Content starts
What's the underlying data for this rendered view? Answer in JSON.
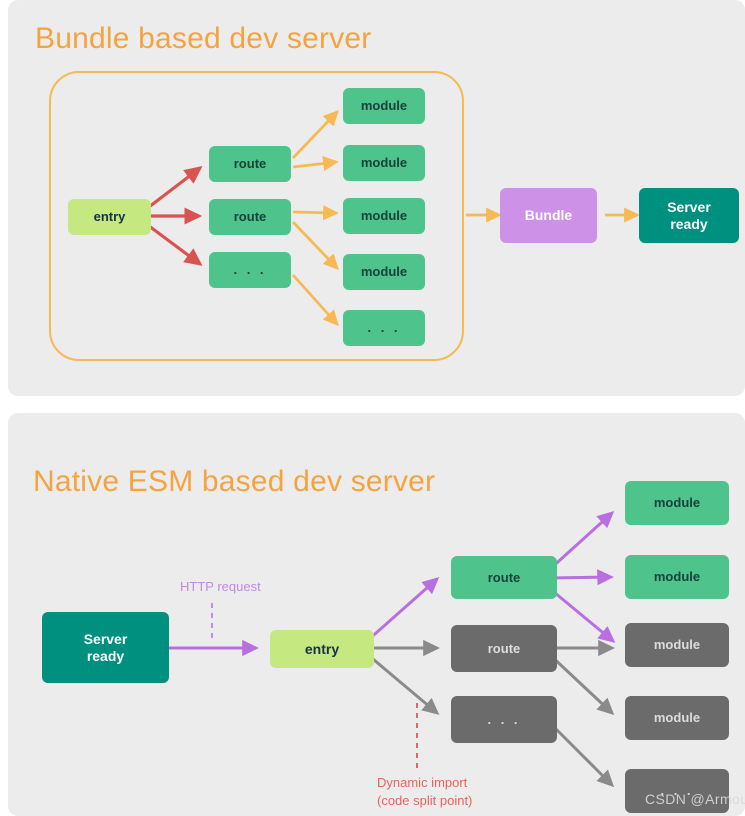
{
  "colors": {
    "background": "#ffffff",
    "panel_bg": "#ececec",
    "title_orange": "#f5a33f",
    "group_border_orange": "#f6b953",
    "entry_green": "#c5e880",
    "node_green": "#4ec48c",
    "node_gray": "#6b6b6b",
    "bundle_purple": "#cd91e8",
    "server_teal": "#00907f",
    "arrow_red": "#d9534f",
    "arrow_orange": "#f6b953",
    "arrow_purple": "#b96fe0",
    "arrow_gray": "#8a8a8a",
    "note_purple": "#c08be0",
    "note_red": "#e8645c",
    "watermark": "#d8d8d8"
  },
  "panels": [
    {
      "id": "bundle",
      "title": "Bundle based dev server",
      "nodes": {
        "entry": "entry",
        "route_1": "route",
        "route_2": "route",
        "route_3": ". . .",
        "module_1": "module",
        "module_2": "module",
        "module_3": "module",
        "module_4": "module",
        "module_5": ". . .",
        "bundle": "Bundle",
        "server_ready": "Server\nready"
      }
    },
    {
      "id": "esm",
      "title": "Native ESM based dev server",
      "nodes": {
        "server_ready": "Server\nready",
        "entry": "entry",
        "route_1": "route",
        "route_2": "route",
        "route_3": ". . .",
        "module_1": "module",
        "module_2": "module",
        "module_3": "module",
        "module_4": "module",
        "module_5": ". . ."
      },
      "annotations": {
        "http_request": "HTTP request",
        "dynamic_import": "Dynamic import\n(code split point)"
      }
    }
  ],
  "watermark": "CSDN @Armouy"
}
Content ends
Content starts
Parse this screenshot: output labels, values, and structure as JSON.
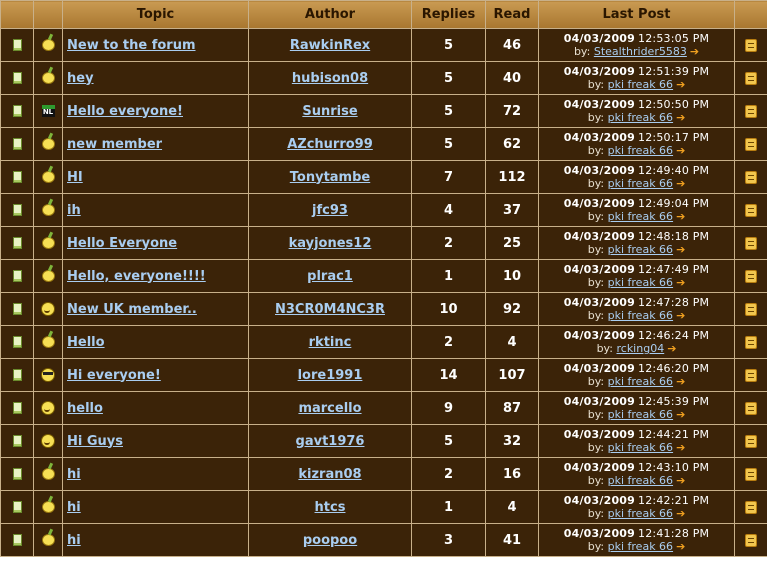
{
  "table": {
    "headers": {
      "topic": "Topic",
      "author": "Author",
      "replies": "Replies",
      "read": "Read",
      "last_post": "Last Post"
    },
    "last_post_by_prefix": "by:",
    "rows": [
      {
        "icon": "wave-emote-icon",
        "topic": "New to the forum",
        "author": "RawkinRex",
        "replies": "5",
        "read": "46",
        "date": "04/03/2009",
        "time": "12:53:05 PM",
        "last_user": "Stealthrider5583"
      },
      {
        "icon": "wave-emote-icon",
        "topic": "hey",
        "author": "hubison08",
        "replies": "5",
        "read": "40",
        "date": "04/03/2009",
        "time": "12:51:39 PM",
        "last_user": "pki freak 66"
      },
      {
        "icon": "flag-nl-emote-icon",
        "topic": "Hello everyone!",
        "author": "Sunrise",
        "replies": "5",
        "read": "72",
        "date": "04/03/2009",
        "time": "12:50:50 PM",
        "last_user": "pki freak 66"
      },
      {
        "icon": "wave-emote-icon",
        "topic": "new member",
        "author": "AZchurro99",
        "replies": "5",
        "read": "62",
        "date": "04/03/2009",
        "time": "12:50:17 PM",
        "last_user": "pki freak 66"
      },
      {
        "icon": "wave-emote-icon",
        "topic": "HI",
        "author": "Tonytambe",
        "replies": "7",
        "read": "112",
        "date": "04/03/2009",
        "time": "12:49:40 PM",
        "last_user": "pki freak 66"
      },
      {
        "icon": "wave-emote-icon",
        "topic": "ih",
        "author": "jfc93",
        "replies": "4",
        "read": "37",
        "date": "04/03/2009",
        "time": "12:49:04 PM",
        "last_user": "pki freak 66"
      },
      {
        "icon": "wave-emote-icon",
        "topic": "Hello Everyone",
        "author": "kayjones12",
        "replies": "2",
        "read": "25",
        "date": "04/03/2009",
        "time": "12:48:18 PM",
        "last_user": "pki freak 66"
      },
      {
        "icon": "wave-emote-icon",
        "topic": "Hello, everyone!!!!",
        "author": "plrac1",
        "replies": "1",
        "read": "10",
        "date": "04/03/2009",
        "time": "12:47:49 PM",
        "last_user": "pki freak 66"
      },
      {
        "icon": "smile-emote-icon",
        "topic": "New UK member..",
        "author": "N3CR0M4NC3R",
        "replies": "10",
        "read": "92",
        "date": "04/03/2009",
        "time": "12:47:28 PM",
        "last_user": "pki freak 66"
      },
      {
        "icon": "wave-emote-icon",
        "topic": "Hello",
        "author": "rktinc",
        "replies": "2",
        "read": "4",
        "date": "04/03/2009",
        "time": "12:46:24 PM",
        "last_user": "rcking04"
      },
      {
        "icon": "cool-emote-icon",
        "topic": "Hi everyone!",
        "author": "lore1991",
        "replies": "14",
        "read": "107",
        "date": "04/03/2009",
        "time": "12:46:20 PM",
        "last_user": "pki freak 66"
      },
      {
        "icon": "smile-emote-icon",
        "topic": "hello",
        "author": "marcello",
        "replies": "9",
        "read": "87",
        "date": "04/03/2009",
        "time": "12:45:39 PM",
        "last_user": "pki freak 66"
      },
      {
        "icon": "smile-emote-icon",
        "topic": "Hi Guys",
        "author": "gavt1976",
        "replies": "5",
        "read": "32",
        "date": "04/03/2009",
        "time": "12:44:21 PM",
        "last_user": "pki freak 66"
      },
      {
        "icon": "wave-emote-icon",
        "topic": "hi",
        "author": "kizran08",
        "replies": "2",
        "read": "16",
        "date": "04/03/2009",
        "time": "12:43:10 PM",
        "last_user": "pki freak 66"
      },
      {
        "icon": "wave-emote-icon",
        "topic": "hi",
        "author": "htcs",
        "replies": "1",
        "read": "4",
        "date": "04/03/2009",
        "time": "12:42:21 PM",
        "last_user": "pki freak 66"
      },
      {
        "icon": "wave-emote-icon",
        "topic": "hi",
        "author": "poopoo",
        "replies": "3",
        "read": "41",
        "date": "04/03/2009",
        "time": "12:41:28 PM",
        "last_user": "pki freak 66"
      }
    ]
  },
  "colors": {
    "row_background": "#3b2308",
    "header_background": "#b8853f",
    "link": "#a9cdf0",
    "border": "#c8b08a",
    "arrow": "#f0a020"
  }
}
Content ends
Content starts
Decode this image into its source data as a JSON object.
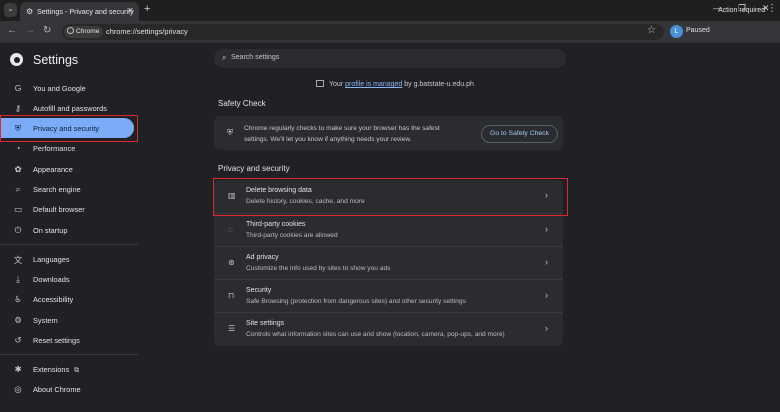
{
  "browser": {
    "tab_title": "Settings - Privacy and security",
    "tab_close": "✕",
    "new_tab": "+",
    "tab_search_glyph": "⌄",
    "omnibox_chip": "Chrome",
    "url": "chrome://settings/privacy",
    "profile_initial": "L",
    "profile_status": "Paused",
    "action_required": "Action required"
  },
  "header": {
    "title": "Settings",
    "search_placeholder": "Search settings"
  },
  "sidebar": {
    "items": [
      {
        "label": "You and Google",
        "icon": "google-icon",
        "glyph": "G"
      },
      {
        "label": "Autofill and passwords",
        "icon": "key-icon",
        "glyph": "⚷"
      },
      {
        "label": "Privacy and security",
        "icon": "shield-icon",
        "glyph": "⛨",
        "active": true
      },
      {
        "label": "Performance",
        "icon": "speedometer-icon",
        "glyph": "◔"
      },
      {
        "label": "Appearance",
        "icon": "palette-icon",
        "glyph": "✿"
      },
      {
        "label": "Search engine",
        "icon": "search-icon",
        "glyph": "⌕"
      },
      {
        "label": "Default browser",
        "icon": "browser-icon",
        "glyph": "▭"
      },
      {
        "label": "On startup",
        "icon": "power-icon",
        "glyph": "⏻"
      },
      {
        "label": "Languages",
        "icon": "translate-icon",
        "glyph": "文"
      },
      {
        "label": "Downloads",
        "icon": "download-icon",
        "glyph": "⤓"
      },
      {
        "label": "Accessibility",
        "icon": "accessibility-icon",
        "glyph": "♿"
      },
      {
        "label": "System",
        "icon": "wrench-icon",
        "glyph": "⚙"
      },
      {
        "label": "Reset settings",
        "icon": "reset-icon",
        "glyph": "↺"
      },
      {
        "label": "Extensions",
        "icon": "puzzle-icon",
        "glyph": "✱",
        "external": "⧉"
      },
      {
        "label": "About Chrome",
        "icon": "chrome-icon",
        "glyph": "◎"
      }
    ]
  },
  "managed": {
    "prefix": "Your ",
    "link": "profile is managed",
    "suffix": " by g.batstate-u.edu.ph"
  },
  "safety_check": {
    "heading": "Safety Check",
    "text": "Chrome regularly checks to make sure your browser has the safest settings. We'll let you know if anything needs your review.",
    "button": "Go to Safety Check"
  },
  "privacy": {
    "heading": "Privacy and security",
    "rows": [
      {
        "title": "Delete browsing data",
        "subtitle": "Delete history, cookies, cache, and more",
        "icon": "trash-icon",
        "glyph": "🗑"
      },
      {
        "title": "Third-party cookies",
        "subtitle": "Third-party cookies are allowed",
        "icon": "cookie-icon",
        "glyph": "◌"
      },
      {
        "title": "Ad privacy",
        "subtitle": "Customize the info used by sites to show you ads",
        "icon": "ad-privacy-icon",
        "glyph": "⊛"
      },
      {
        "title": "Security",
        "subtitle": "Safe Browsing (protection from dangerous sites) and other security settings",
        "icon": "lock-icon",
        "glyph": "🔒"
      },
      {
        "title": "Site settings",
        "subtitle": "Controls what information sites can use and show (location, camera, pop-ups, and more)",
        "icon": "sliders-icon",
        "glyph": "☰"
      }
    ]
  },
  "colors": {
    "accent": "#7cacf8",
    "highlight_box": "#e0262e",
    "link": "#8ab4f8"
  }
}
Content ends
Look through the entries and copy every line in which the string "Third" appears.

        "title": "Third-party cookies",
        "subtitle": "Third-party cookies are allowed",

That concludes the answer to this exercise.